On Behalf of | May 1, 2017 | Blog

As you assume your role as executor of an estate, you might feel overwhelmed by responsibilities and neglect consistent communication with the beneficiaries. While you should certainly pay close attention to important duties such as taking inventory, getting appraisals and paying taxes, do not forget the crucial element of keeping beneficiaries in the loop.

Beneficiaries can easily get impatient, suspicious and even resentful during estate administration. If you fail to keep them well-informed, there could be a nasty legal battle over the estate. Below is a guide to fulfilling your responsibilities as an executor by communicating with beneficiaries.

Take the first step

As soon as you begin administering the estate, contact the beneficiaries to reduce worrying and complaining. Do not wait for them to come to you first. Try your best to reach them however you can: email, phone calls or even social media. Let them know that the will designated you the executor and that you will be collecting assets, paying taxes and distributing the estate to them. If probate proceedings are necessary, inform them of this, too, and give them an estimated timeframe. It is also a good idea to let them know if you are doing this with the help of an estate planning attorney.

Stay patient

Depending on the size of the estate, the administration and probate process can be especially time-consuming and confusing. Although you might feel frustrated with all the questions coming your way, do your best to remain calm and answer important questions. Keep beneficiaries informed of the process and answer their questions to the best of your ability. Let them know that you are keeping them in mind throughout every step and you will do everything to ensure they receive their inheritances.
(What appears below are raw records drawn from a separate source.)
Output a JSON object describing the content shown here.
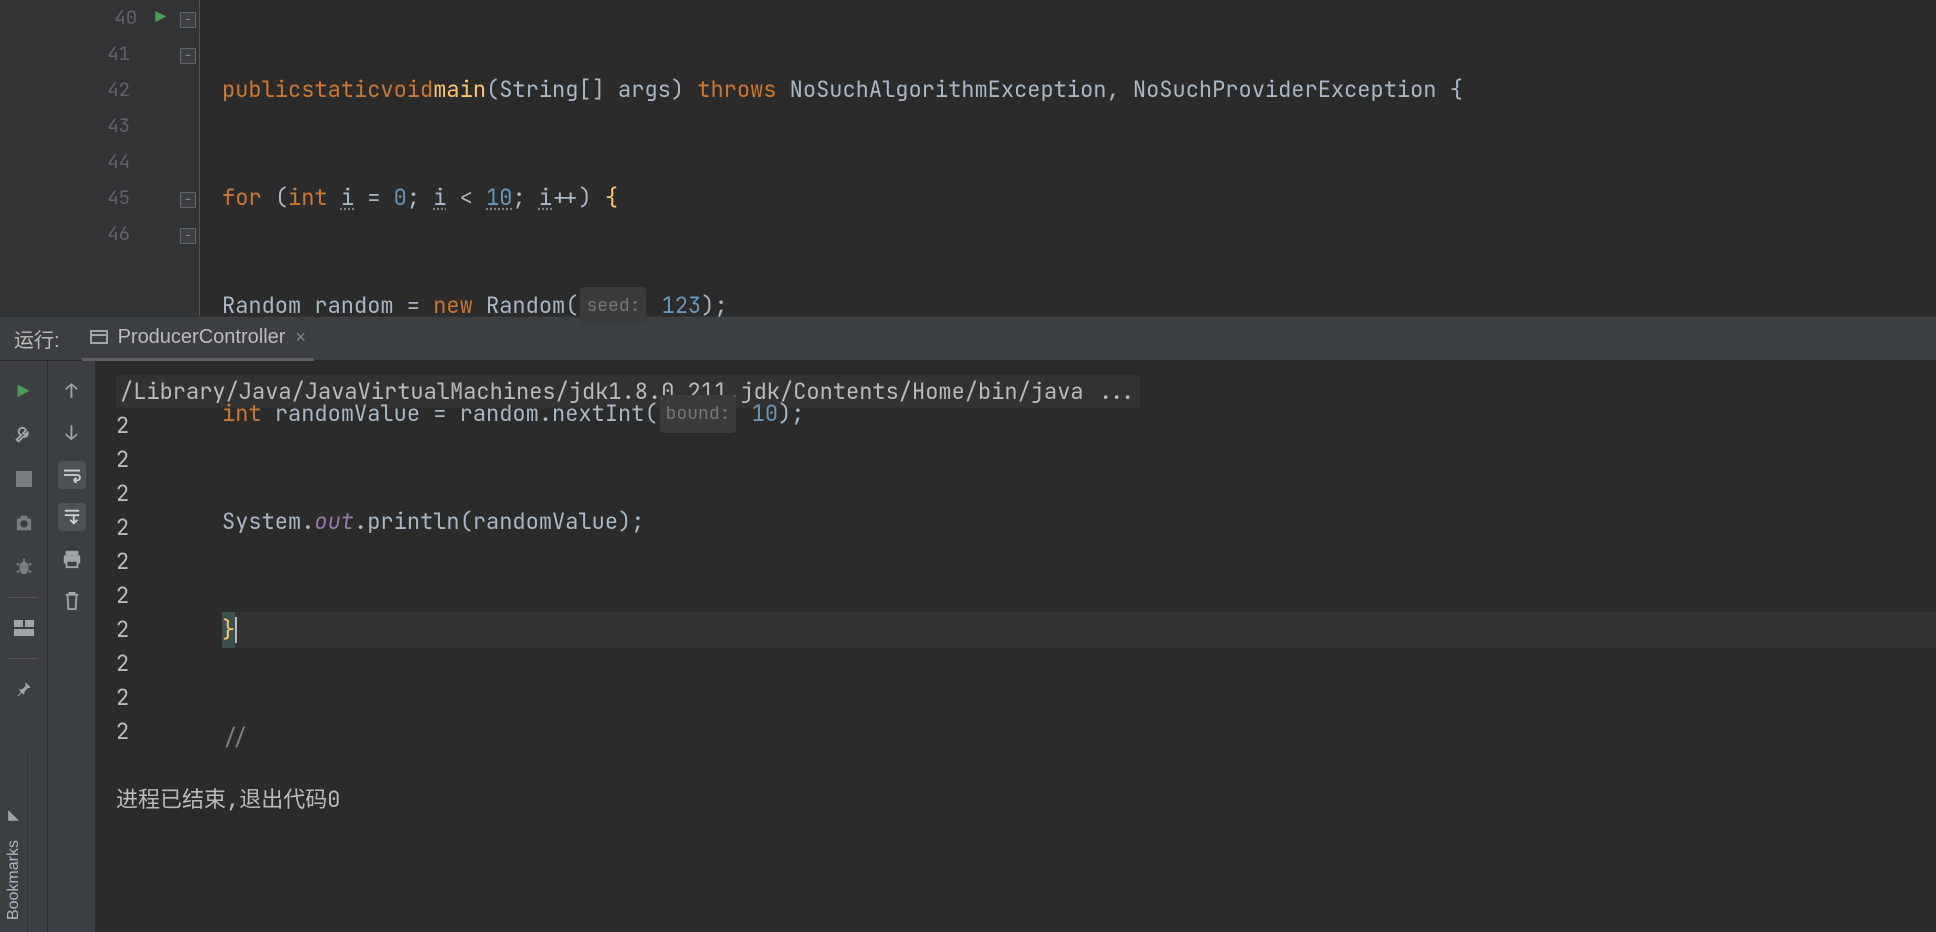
{
  "bookmarks_label": "Bookmarks",
  "gutter": {
    "start": 40,
    "end": 46
  },
  "code": {
    "l40": {
      "public": "public",
      "static": "static",
      "void": "void",
      "main": "main",
      "lp": "(",
      "string": "String",
      "br": "[] ",
      "args": "args",
      "rp": ") ",
      "throws": "throws ",
      "ex1": "NoSuchAlgorithmException",
      "comma": ", ",
      "ex2": "NoSuchProviderException ",
      "brace": "{"
    },
    "l41": {
      "for": "for ",
      "lp": "(",
      "int": "int ",
      "i": "i",
      "eq": " = ",
      "zero": "0",
      "sc1": "; ",
      "i2": "i",
      "lt": " < ",
      "ten": "10",
      "sc2": "; ",
      "i3": "i",
      "pp": "++) ",
      "brace": "{"
    },
    "l42": {
      "Random": "Random ",
      "var": "random",
      "eq": " = ",
      "new": "new ",
      "ctor": "Random",
      "lp": "(",
      "hint": "seed:",
      "sp": " ",
      "val": "123",
      "rp": ");"
    },
    "l43": {
      "int": "int ",
      "var": "randomValue",
      "eq": " = ",
      "obj": "random",
      "dot": ".",
      "m": "nextInt",
      "lp": "(",
      "hint": "bound:",
      "sp": " ",
      "val": "10",
      "rp": ");"
    },
    "l44": {
      "sys": "System",
      "dot1": ".",
      "out": "out",
      "dot2": ".",
      "m": "println",
      "lp": "(",
      "arg": "randomValue",
      "rp": ");"
    },
    "l45": {
      "brace": "}"
    },
    "l46": {
      "cmt": "//"
    }
  },
  "run": {
    "label": "运行:",
    "tab": "ProducerController",
    "command": "/Library/Java/JavaVirtualMachines/jdk1.8.0_211.jdk/Contents/Home/bin/java ...",
    "output": [
      "2",
      "2",
      "2",
      "2",
      "2",
      "2",
      "2",
      "2",
      "2",
      "2"
    ],
    "exit_msg": "进程已结束,退出代码0"
  }
}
If you are facing complaints or accusations from beneficiaries, it might be frustrating, but hang in there. When you make an effort to communicate effectively, you can ease their anxieties. If you need help dealing with the estate and beneficiary complaints, consult an estate planning attorney.